keeps the oxygen concentration higher in the lungs
than in the blood.
6.4.1
• Ventilation – 2 steps
• Inspiration
• Expiration
6.4.5
With a partner…
• Try to figure out what happens each time you inhale and
exhale.
• Determine what happens to each of the following:
•
•
•
•
volume of lungs
Muscles around the ribcage
Diaphragm
Pressure in the lungs
6.4.5
• The external intercostal muscles contract
and move the ribcage up and outward.
• The diaphragm contracts, flattening it
downward.
• Both actions have the effect of increasing
the volume of the chest cavity.
• As the volume increases, the pressure
decreases and the air flows into the lungs.
Inspiration
• The external intercostal muscles relax
and the ribcage moves back down.
• The internal intercostal muscles
contract.
• The diaphragm relaxes, moving it back
up.
• Both actions have the effect of
decreasing the volume of the chest
cavity.
• As the volume decreases, the pressure
increases and the air flows out of the
lungs.
Expiration
6.4.5
• http://www.footprints-science.co.uk/breathing1.htm
• Why is a ventilation system
necessary?
• 1. To maintain a concentration
gradient so that gas exchange can
occur.
• To keep SA:V ratio high so that
diffusion can occur.
6.4.2
The Respiratory System
Pharynx vs. Larynx
• Gas Exchange
• The movement (diffusion) of oxygen from the air
in the lungs into the blood AND carbon dioxide in
the opposite direction.
• There are two sites for gas exchange
• 1.Alveoli: Oxygen diffuses into the blood from the alveoli
and carbon dioxide diffuses from the blood into the alveoli

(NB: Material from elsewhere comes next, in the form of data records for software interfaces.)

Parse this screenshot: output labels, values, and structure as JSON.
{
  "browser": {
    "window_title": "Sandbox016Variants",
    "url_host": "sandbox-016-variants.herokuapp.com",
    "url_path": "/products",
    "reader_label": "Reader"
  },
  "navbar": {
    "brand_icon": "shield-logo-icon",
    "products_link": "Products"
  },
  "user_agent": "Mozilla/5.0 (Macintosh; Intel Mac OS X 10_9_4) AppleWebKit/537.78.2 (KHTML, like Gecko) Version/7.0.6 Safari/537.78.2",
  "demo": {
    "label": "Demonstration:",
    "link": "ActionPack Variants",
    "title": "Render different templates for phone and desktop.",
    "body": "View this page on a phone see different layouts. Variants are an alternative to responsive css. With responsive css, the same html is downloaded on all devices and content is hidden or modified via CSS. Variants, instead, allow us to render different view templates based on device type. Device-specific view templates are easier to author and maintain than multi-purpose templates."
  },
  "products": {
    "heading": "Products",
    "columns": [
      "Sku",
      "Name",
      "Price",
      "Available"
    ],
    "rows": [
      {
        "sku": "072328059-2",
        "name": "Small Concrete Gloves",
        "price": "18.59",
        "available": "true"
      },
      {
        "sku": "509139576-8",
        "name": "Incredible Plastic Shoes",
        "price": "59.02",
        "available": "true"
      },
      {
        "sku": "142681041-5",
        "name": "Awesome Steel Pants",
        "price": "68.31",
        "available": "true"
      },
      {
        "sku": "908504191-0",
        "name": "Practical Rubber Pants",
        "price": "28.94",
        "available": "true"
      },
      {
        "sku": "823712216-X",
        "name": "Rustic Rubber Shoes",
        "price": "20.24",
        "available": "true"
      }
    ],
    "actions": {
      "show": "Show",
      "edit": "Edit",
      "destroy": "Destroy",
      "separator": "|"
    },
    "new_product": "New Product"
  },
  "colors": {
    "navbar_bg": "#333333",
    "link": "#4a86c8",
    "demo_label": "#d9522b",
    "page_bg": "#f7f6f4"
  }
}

• 2. Tissues: Oxygen diffuses from blood into the cells and
carbon dioxide diffuses from cells to the blood
6.4.1
6.4.1
Draw this!
• Four features of alveoli allow
efficient gas exchange
• Large surface area
• Thin – things can diffuse quick
• Moist – gases dissolve before passing
through membranes
• Good blood supply – maintains the
concentration gradient
6.4.3
Alveoli
How many membranes
must an oxygen molecule
pass through in order to
enter a erythrocyte?
6.4.1
• Cell Respiration
• The cellular process of releasing energy from food
(large organic molecules). In the presence of
oxygen, 1 glucose molecule yields 36 ATP
molecules.
6.4.1
• Ventilation (V), gas exchange (GE) and
cell respiration(CR) are all dependent on
each other.
• V requires energy provided by CR.
• GE depends on a concentration gradient
provided by V.
• CR is more efficient in the presence of
oxygen which relies on GE.
6.4.1
Ventilation
Where
Energy
Physical or
Chemical
Process?
Gas Exchange
Cell Respiration
Diagram
http://lgfl.skoool.co.uk/keystag
11_48
Asthma
• Draw and label a diagram of the ventilation system,
including trachea, lungs, bronchi, bronchioles and
alveoli.
6.4.4